I am a 1st year PhD student in CS at Princeton advised by Olga Russakovsky and supported by the President's Fellowship.
I received my B.S. in EECS from Berkeley in 2022 and my M.S. in 2023, advised by Jitendra Malik.
I am broadly interested in creating computer vision systems which can learn from and interpret visual data as humans do.
While at Berkeley, I've had the great fortune to have collaborated with and been mentored by a number of
wonderful people, including Karttikeya
Mangalam, Alvin Wan, and Dan Hendrycks.
I was also heavily involved in teaching and outreach, serving on CS 70 course
staff multiple times and previously leading Machine Learning @ Berkeley.
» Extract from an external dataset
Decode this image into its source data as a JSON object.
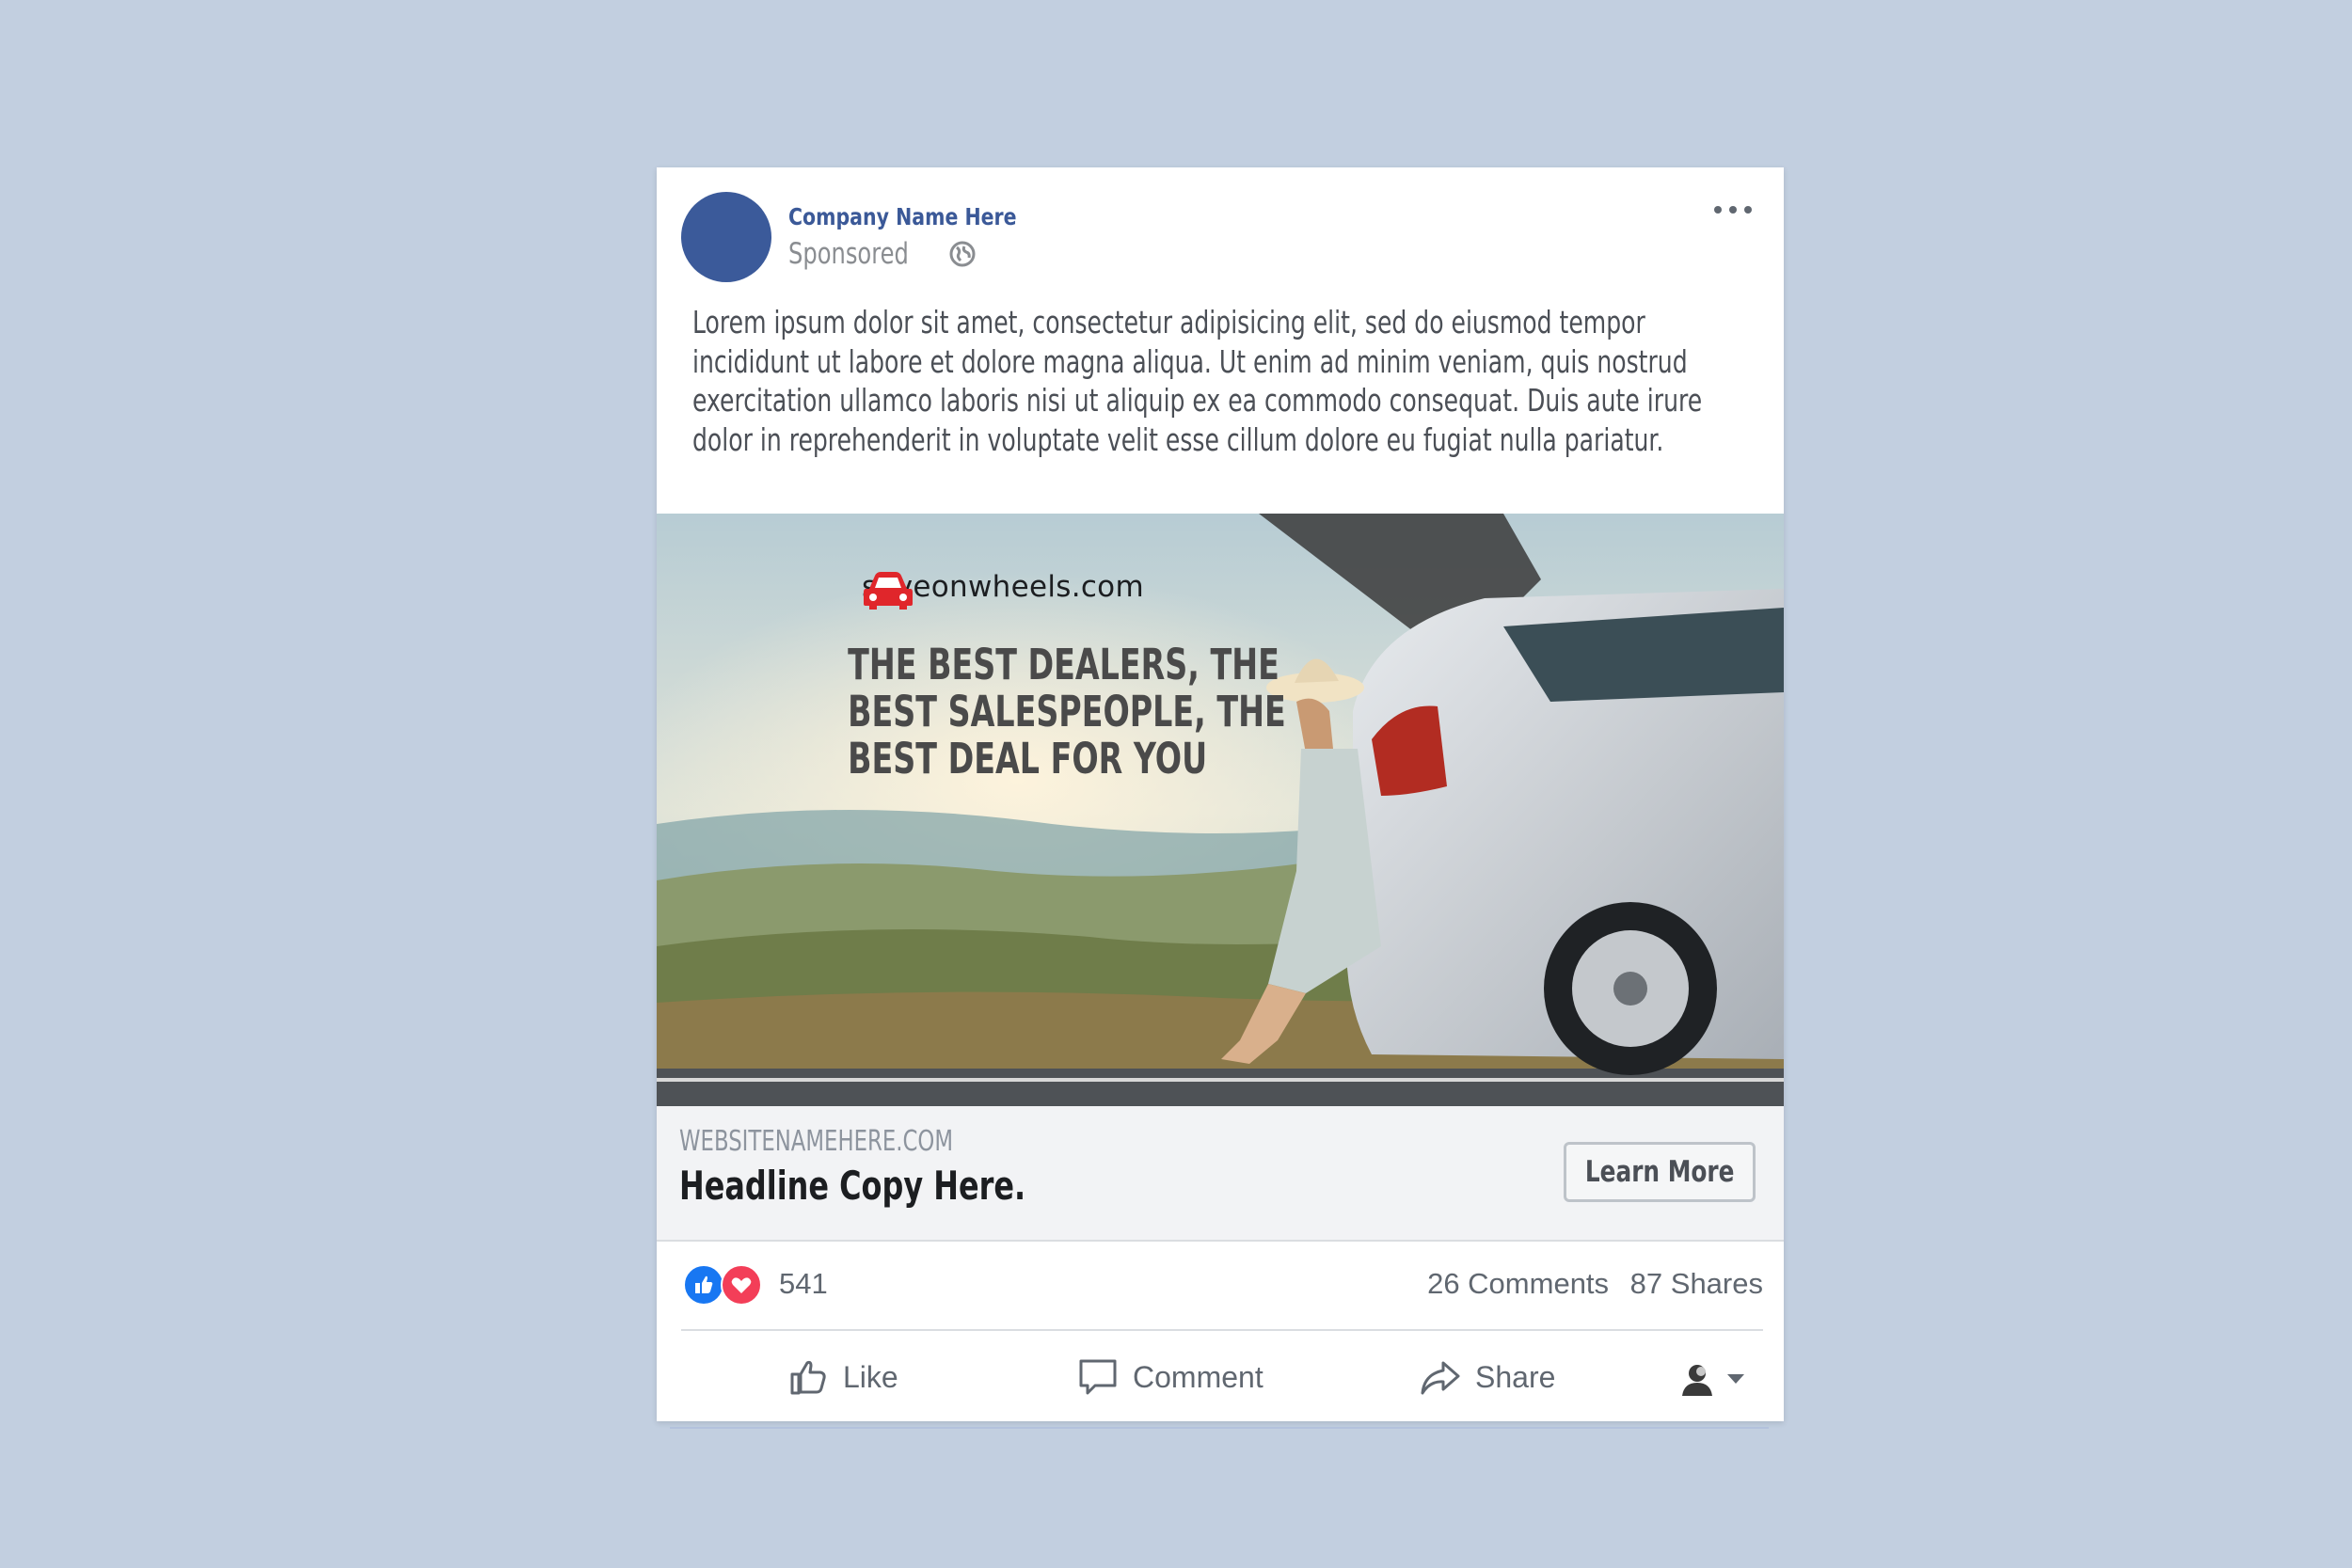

You can find
more from my main website here.
If you are interested in collaborating, or just want to reach out and chat about research or advice, feel free to reach out to me at [first][last][at]cs[dot]princeton[dot]edu.
[May 2023] Our paper, PaReprop, was accepted as a spotlight at the Transformers for Vision Workshop @ CVPR 2023!
[Apr 2023] I am starting my PhD at Princeton in Fall 2023, advised by Professor Olga Russakovsky!
I'm broadly interested in computer vision, especially in drawing from human cognition to create visual systems whiich are effective and robust.
Humans have incredibly proficient visual systems.
As examples, they are highly adaptive to new information and settings and can accurately track objects even through occlusions.
I am interested in understanding how we can replicate such capabilities in machines to teach them to see as we do, especially drawing from psychology and cognition for inspiration.
My goal is to be able to develop flexible and general learners which can learn efficiently from data.
Some trends in this direction are scalable methods of self-supervised learning, robustness to distribution shift in real-world deployment, and utilizing rich visual priors in data (in some happy accordance with the Bitter Lesson), especially in video.
PaReprop: Fast Parallelized Reversible Backpropagation
Transformers for Vision Workshop @ CVPR, 2023 (Spotlight Paper)
A simple extension of Reversible Vision Transformers that parallelizes the
backward pass using CUDA streams with a study into when these benefits are
The many faces of robustness; A critical analysis of
Four new datasets measuring real-world distribution shifts, as well as a new
state-of-the-art data augmentation method that outperforms models pretrained
with 1000x more labeled data.
Making Reversible Transformers Accurate, Efficient, and Fast
In this work, we present an in-depth analysis of reversible transformers and demonstrate that they can be more accurate, efficient, and fast than their vanilla counterparts. We introduce a new method of reversible backpropagation which is faster and scales better with memory than previous techniques, and also demonstrate new results which show that reversible transformers transfer better to downstream visual tasks.